1834. Prospective Evaluation of FDG PET/MR Enterography for Detection of Active Ileocolonic Crohn’s Disease
Authors * Denotes Presenting Author
  1. Anthony Jiang *; University of Wisconsin - Madison
  2. Perry Pickhardt; University of Wisconsin - Madison
  3. David Kim; University of Wisconsin - Madison
  4. Lu Mao; University of Wisconsin - Madison
  5. Alan McMillan; University of Wisconsin - Madison
  6. Jessica Robbins; University of Wisconsin - Madison
  7. Ali Pirasteh; University of Wisconsin - Madison
To evaluate the added value of 18F-fluorodeoxyglucose (FDG) positron emission tomography (PET) to magnetic resonance (MR) enterography for detection of active ileocolonic Crohn’s disease.

Materials and Methods:
Under IRB approval and after informed consent, 23 adult subjects with known Crohn’s disease were prospectively enrolled to undergo PET/MR enterography on a simultaneous PET/MR scanner (Signa PET/MR, GE Healthcare), followed by colonoscopy.
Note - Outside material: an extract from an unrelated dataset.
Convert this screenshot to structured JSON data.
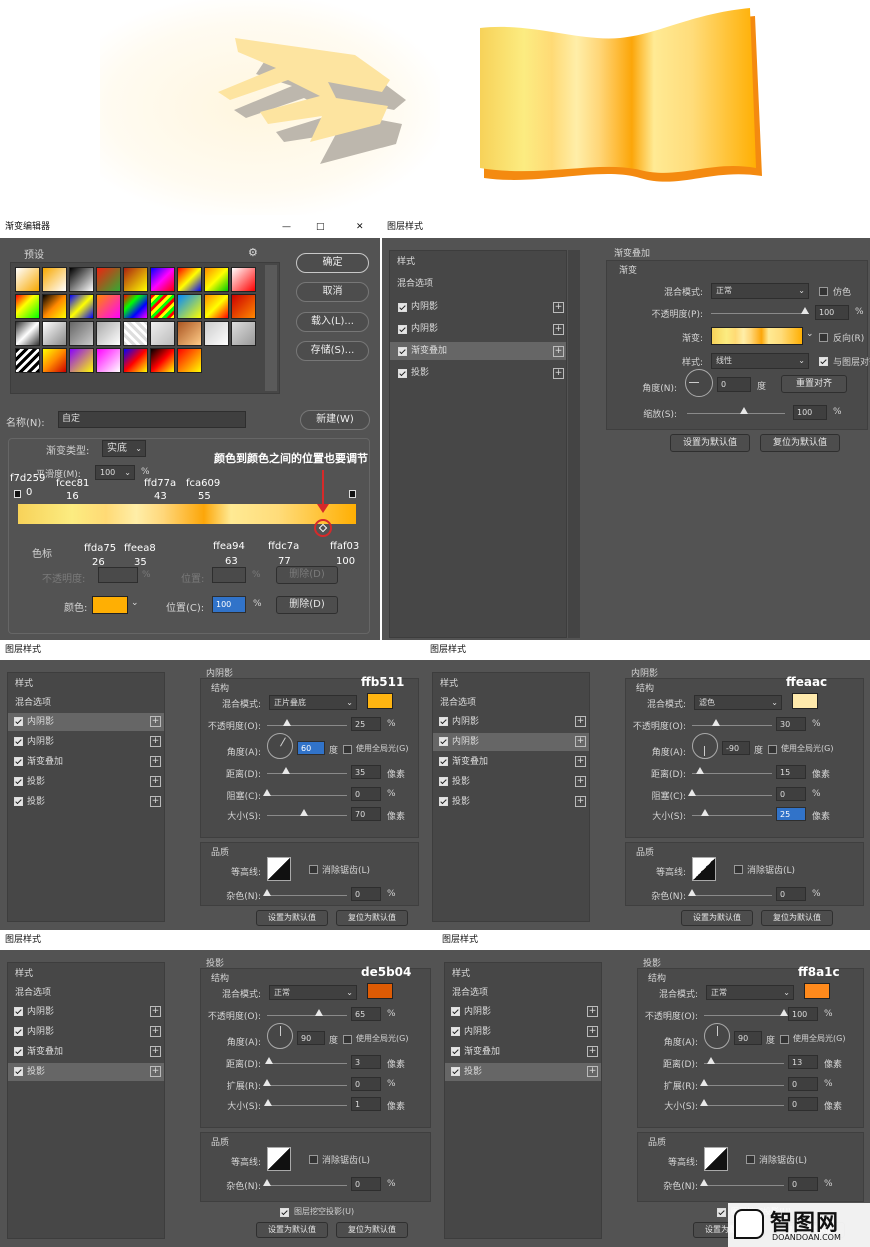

Imaging was performed one hour after intravenous administration of FDG. MR enterography was performed per standard clinical protocol, which included coronal dynamic pre- and postcontrast T1- and axial T2-weighted fat saturated imaging. Endoscopic evaluation of the colon and terminal ileum (or neo-terminal ileum) as well as tissue sampling (only performed if indicated per routine clinical practice) served as the reference standard. Blinded to endoscopy and histology, a dual board-certified radiologist/nuclear medicine physician with fellowship training in body MRI and nuclear medicine reviewed the images per following: MR enterography was reviewed first; the bowel was divided into three segments: 1) ascending colon/cecum/terminal ileum, 2) transverse colon, and 3) descending/sigmoid colon/rectum. Each segment was evaluated for presence of active disease on a 5-point Likert scale: 1 = definitely not, 2 = probably not, 3 = indeterminate, 4 = probably, and 5 = definitely. PET was then added to the evaluation, and a PET/MR score was provided on the same Likert scale. Bowel segments (3 per subject) were divided into two groups of active or inactive disease based on endoscopic and/or histologic evidence of active disease. MR and PET/MR scores, difference between the two scores, and uptake on PET (maximum standardized uptake value, SUVmax) were compared between the two groups using Wilcoxon-rank-sum test and receiver operating characteristic (ROC) curves.

A total of 29/68 segments in 18 subjects had active disease by the colonoscopy/histology reference standard (right hemicolectomy and right/transverse hemi colectomy in 2 patients lowered the total segment count). In 6/29 (20%) of segments with active disease, MR was scored as 1 or 2, but upgraded to 3 or higher by PET/MR. Diagnostic performance was higher for PET/MR than MR, respective areas under the ROC curve 0.892 and 0.803 (p = 0.02). No significant change was noted in the scores between MR and PET/MR in inactive segments. Conversely, scores of segments with active disease were higher by a median of 1 point on PET/MR (p = 0.001). Average SUVmax was significantly higher in segments with active disease than in those without, 9.2 versus 5.1 (p < 0.001).

Compared with MR enterography, simultaneous PET/MR enterography is more sensitive and improves diagnostic confidence for detection of active inflammatory ileocolonic Crohn’s disease. This improved sensitivity can guide patient management and help assess treatment response using the quantitative nature of SUV in affected bowel segments.